ABOUT THIS EXERCISE: With the pictures left aside, write out the entries that follow exactly.

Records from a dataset
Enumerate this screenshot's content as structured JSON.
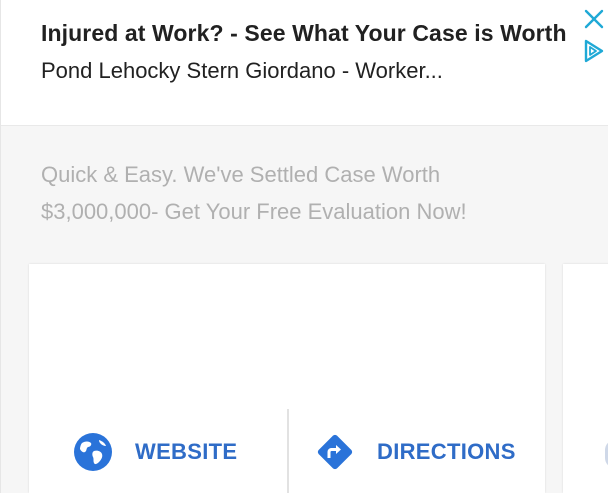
{
  "ad": {
    "headline": "Injured at Work? - See What Your Case is Worth",
    "advertiser": "Pond Lehocky Stern Giordano - Worker...",
    "description": "Quick & Easy. We've Settled Case Worth $3,000,000- Get Your Free Evaluation Now!",
    "actions": [
      {
        "label": "WEBSITE",
        "icon": "globe-icon"
      },
      {
        "label": "DIRECTIONS",
        "icon": "directions-icon"
      }
    ]
  },
  "colors": {
    "accent": "#2f6cc7",
    "icon_blue": "#2a73d9",
    "adchoices": "#1fa9d6",
    "headline": "#212121",
    "description": "#b0b0b0"
  }
}
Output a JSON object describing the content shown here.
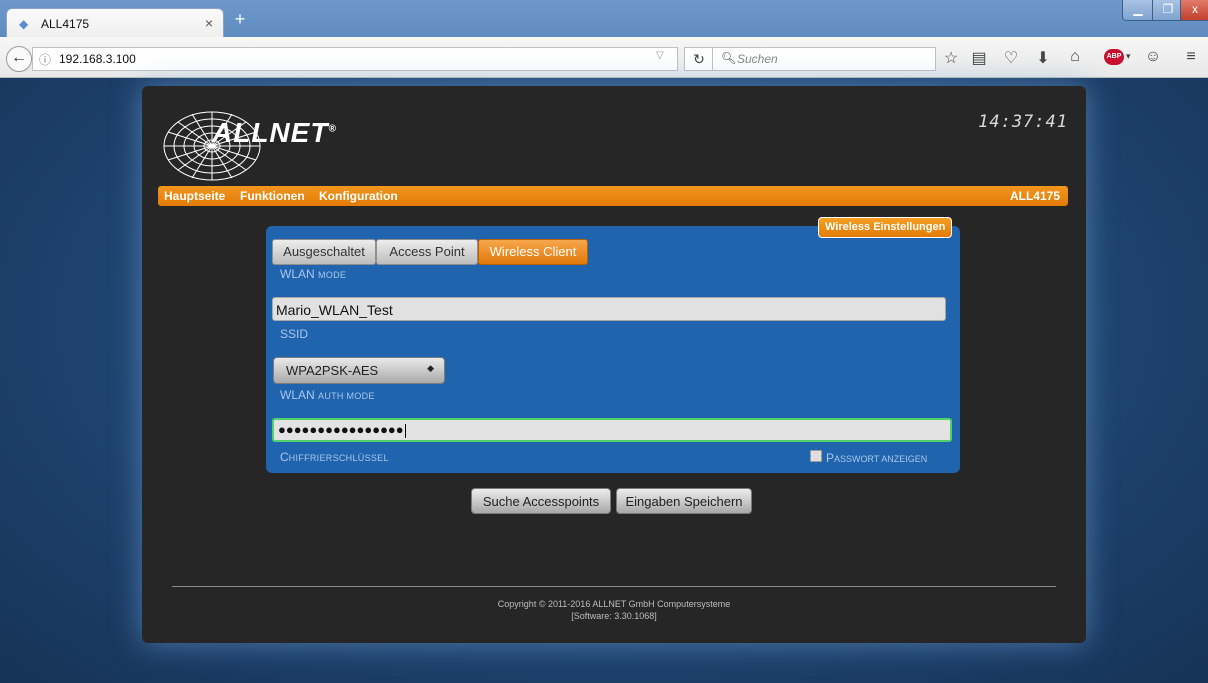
{
  "browser": {
    "tab_title": "ALL4175",
    "tab_close": "×",
    "new_tab": "+",
    "url": "192.168.3.100",
    "search_placeholder": "Suchen",
    "window_min": "▁",
    "window_max": "❐",
    "window_close": "x"
  },
  "header": {
    "logo_text": "ALLNET",
    "logo_reg": "®",
    "clock": "14:37:41"
  },
  "menu": {
    "items": [
      "Hauptseite",
      "Funktionen",
      "Konfiguration"
    ],
    "device": "ALL4175"
  },
  "panel": {
    "title": "Wireless Einstellungen",
    "mode_options": [
      "Ausgeschaltet",
      "Access Point",
      "Wireless Client"
    ],
    "mode_selected": "Wireless Client",
    "mode_label_main": "WLAN",
    "mode_label_small": "mode",
    "ssid_value": "Mario_WLAN_Test",
    "ssid_label": "SSID",
    "auth_value": "WPA2PSK-AES",
    "auth_label_main": "WLAN",
    "auth_label_small": "auth mode",
    "key_value": "●●●●●●●●●●●●●●●●",
    "key_label_first": "C",
    "key_label_rest": "hiffrierschlüssel",
    "show_pw_first": "P",
    "show_pw_rest": "asswort anzeigen"
  },
  "buttons": {
    "scan": "Suche Accesspoints",
    "save": "Eingaben Speichern"
  },
  "footer": {
    "copyright": "Copyright © 2011-2016 ALLNET GmbH Computersysteme",
    "software": "[Software: 3.30.1068]"
  }
}
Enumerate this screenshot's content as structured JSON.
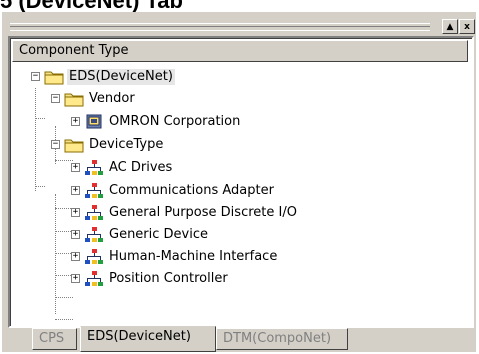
{
  "heading": "5 (DeviceNet) Tab",
  "window_buttons": {
    "maximize": "▲",
    "close": "x"
  },
  "column_header": "Component Type",
  "tree": {
    "root": "EDS(DeviceNet)",
    "vendor_group": "Vendor",
    "vendor_items": [
      "OMRON Corporation"
    ],
    "devicetype_group": "DeviceType",
    "devicetype_items": [
      "AC Drives",
      "Communications Adapter",
      "General Purpose Discrete I/O",
      "Generic Device",
      "Human-Machine Interface",
      "Position Controller"
    ]
  },
  "tabs": [
    "CPS",
    "EDS(DeviceNet)",
    "DTM(CompoNet)"
  ],
  "active_tab": "EDS(DeviceNet)",
  "icons": {
    "folder": "folder-icon",
    "vendor": "vendor-device-icon",
    "network": "network-device-icon"
  }
}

RESPONSE TO THE EXERCISE:
Enumerate this screenshot's content as structured JSON.
{
  "ad": {
    "headline": "Injured at Work? - See What Your Case is Worth",
    "advertiser": "Pond Lehocky Stern Giordano - Worker...",
    "description": "Quick & Easy. We've Settled Case Worth $3,000,000- Get Your Free Evaluation Now!",
    "actions": [
      {
        "label": "WEBSITE",
        "icon": "globe-icon"
      },
      {
        "label": "DIRECTIONS",
        "icon": "directions-icon"
      }
    ]
  },
  "colors": {
    "accent": "#2f6cc7",
    "icon_blue": "#2a73d9",
    "adchoices": "#1fa9d6",
    "headline": "#212121",
    "description": "#b0b0b0"
  }
}
Output a JSON object describing the content shown here.
{
  "browser": {
    "tab_title": "ALL4175",
    "tab_close": "×",
    "new_tab": "+",
    "url": "192.168.3.100",
    "search_placeholder": "Suchen",
    "window_min": "▁",
    "window_max": "❐",
    "window_close": "x"
  },
  "header": {
    "logo_text": "ALLNET",
    "logo_reg": "®",
    "clock": "14:37:41"
  },
  "menu": {
    "items": [
      "Hauptseite",
      "Funktionen",
      "Konfiguration"
    ],
    "device": "ALL4175"
  },
  "panel": {
    "title": "Wireless Einstellungen",
    "mode_options": [
      "Ausgeschaltet",
      "Access Point",
      "Wireless Client"
    ],
    "mode_selected": "Wireless Client",
    "mode_label_main": "WLAN",
    "mode_label_small": "mode",
    "ssid_value": "Mario_WLAN_Test",
    "ssid_label": "SSID",
    "auth_value": "WPA2PSK-AES",
    "auth_label_main": "WLAN",
    "auth_label_small": "auth mode",
    "key_value": "●●●●●●●●●●●●●●●●",
    "key_label_first": "C",
    "key_label_rest": "hiffrierschlüssel",
    "show_pw_first": "P",
    "show_pw_rest": "asswort anzeigen"
  },
  "buttons": {
    "scan": "Suche Accesspoints",
    "save": "Eingaben Speichern"
  },
  "footer": {
    "copyright": "Copyright © 2011-2016 ALLNET GmbH Computersysteme",
    "software": "[Software: 3.30.1068]"
  }
}
Enumerate this screenshot's content as structured JSON.
{
  "heading": "5 (DeviceNet) Tab",
  "window_buttons": {
    "maximize": "▲",
    "close": "x"
  },
  "column_header": "Component Type",
  "tree": {
    "root": "EDS(DeviceNet)",
    "vendor_group": "Vendor",
    "vendor_items": [
      "OMRON Corporation"
    ],
    "devicetype_group": "DeviceType",
    "devicetype_items": [
      "AC Drives",
      "Communications Adapter",
      "General Purpose Discrete I/O",
      "Generic Device",
      "Human-Machine Interface",
      "Position Controller"
    ]
  },
  "tabs": [
    "CPS",
    "EDS(DeviceNet)",
    "DTM(CompoNet)"
  ],
  "active_tab": "EDS(DeviceNet)",
  "icons": {
    "folder": "folder-icon",
    "vendor": "vendor-device-icon",
    "network": "network-device-icon"
  }
}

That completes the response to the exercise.